### Description of the task
Print the entries underneath word for word, omitting whatever pictures they contain.

Dataset items
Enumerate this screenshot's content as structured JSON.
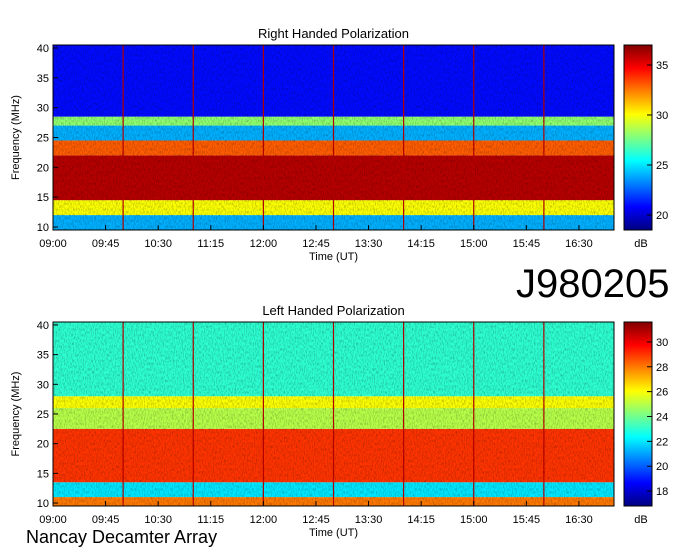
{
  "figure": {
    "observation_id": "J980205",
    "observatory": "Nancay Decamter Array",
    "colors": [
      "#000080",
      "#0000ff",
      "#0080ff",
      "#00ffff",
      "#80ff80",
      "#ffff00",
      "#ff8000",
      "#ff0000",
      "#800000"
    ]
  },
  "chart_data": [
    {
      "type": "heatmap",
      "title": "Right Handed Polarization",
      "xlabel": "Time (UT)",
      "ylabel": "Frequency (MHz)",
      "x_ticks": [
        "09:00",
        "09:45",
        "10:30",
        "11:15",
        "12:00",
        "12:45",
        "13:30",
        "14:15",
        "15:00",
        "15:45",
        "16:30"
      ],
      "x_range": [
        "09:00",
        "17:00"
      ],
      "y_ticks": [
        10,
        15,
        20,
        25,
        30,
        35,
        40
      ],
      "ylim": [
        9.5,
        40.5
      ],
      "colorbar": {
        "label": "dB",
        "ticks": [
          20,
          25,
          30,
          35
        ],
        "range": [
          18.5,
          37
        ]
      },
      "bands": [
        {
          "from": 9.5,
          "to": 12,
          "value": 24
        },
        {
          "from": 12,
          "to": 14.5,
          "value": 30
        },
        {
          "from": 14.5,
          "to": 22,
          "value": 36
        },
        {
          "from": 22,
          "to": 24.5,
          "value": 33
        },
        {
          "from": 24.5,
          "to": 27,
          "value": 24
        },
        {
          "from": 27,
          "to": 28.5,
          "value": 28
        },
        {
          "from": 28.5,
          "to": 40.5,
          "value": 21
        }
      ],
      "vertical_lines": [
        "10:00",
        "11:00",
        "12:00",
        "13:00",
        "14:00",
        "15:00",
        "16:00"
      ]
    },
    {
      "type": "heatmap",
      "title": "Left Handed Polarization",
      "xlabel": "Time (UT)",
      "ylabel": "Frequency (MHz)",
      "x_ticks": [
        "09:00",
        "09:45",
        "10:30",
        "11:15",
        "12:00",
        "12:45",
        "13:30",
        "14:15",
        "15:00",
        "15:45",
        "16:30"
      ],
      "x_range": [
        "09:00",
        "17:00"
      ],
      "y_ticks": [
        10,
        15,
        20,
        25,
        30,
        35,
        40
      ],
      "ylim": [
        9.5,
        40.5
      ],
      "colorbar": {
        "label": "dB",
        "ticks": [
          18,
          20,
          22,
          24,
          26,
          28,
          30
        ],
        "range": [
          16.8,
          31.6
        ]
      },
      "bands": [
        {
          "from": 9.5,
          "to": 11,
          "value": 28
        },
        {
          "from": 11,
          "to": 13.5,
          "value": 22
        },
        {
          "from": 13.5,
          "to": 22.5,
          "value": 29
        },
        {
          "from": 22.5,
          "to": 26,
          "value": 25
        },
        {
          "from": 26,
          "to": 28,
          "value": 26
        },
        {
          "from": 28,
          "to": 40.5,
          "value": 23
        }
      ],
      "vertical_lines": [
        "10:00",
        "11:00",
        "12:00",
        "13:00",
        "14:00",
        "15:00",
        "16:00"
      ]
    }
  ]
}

### Output of the task
Enumerate this screenshot's content as structured JSON.
{
  "figure": {
    "observation_id": "J980205",
    "observatory": "Nancay Decamter Array",
    "colors": [
      "#000080",
      "#0000ff",
      "#0080ff",
      "#00ffff",
      "#80ff80",
      "#ffff00",
      "#ff8000",
      "#ff0000",
      "#800000"
    ]
  },
  "chart_data": [
    {
      "type": "heatmap",
      "title": "Right Handed Polarization",
      "xlabel": "Time (UT)",
      "ylabel": "Frequency (MHz)",
      "x_ticks": [
        "09:00",
        "09:45",
        "10:30",
        "11:15",
        "12:00",
        "12:45",
        "13:30",
        "14:15",
        "15:00",
        "15:45",
        "16:30"
      ],
      "x_range": [
        "09:00",
        "17:00"
      ],
      "y_ticks": [
        10,
        15,
        20,
        25,
        30,
        35,
        40
      ],
      "ylim": [
        9.5,
        40.5
      ],
      "colorbar": {
        "label": "dB",
        "ticks": [
          20,
          25,
          30,
          35
        ],
        "range": [
          18.5,
          37
        ]
      },
      "bands": [
        {
          "from": 9.5,
          "to": 12,
          "value": 24
        },
        {
          "from": 12,
          "to": 14.5,
          "value": 30
        },
        {
          "from": 14.5,
          "to": 22,
          "value": 36
        },
        {
          "from": 22,
          "to": 24.5,
          "value": 33
        },
        {
          "from": 24.5,
          "to": 27,
          "value": 24
        },
        {
          "from": 27,
          "to": 28.5,
          "value": 28
        },
        {
          "from": 28.5,
          "to": 40.5,
          "value": 21
        }
      ],
      "vertical_lines": [
        "10:00",
        "11:00",
        "12:00",
        "13:00",
        "14:00",
        "15:00",
        "16:00"
      ]
    },
    {
      "type": "heatmap",
      "title": "Left Handed Polarization",
      "xlabel": "Time (UT)",
      "ylabel": "Frequency (MHz)",
      "x_ticks": [
        "09:00",
        "09:45",
        "10:30",
        "11:15",
        "12:00",
        "12:45",
        "13:30",
        "14:15",
        "15:00",
        "15:45",
        "16:30"
      ],
      "x_range": [
        "09:00",
        "17:00"
      ],
      "y_ticks": [
        10,
        15,
        20,
        25,
        30,
        35,
        40
      ],
      "ylim": [
        9.5,
        40.5
      ],
      "colorbar": {
        "label": "dB",
        "ticks": [
          18,
          20,
          22,
          24,
          26,
          28,
          30
        ],
        "range": [
          16.8,
          31.6
        ]
      },
      "bands": [
        {
          "from": 9.5,
          "to": 11,
          "value": 28
        },
        {
          "from": 11,
          "to": 13.5,
          "value": 22
        },
        {
          "from": 13.5,
          "to": 22.5,
          "value": 29
        },
        {
          "from": 22.5,
          "to": 26,
          "value": 25
        },
        {
          "from": 26,
          "to": 28,
          "value": 26
        },
        {
          "from": 28,
          "to": 40.5,
          "value": 23
        }
      ],
      "vertical_lines": [
        "10:00",
        "11:00",
        "12:00",
        "13:00",
        "14:00",
        "15:00",
        "16:00"
      ]
    }
  ]
}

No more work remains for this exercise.